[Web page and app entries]
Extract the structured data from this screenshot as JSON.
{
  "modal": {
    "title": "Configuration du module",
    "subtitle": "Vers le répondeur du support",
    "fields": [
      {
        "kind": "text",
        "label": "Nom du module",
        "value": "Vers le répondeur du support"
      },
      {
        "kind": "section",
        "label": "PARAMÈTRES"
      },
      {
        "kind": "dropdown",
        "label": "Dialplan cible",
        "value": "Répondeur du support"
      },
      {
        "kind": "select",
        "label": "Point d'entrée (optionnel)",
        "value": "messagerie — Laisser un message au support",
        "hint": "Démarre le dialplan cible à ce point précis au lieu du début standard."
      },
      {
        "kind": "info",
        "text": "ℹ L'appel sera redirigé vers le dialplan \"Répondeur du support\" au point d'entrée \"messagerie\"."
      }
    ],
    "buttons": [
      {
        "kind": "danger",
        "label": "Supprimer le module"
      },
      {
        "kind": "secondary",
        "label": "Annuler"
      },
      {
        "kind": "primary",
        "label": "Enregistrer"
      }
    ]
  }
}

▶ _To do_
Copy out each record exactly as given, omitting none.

▶ _Answer to this exercise_
Extract the structured data from this screenshot as JSON.
{
  "modal": {
    "title": "Configuration du module",
    "subtitle": "Vers le répondeur du support",
    "fields": [
      {
        "kind": "text",
        "label": "Nom du module",
        "value": "Vers le répondeur du support"
      },
      {
        "kind": "section",
        "label": "PARAMÈTRES"
      },
      {
        "kind": "dropdown",
        "label": "Dialplan cible",
        "value": "Répondeur du support"
      },
      {
        "kind": "select",
        "label": "Point d'entrée (optionnel)",
        "value": "messagerie — Laisser un message au support",
        "hint": "Démarre le dialplan cible à ce point précis au lieu du début standard."
      },
      {
        "kind": "info",
        "text": "ℹ L'appel sera redirigé vers le dialplan \"Répondeur du support\" au point d'entrée \"messagerie\"."
      }
    ],
    "buttons": [
      {
        "kind": "danger",
        "label": "Supprimer le module"
      },
      {
        "kind": "secondary",
        "label": "Annuler"
      },
      {
        "kind": "primary",
        "label": "Enregistrer"
      }
    ]
  }
}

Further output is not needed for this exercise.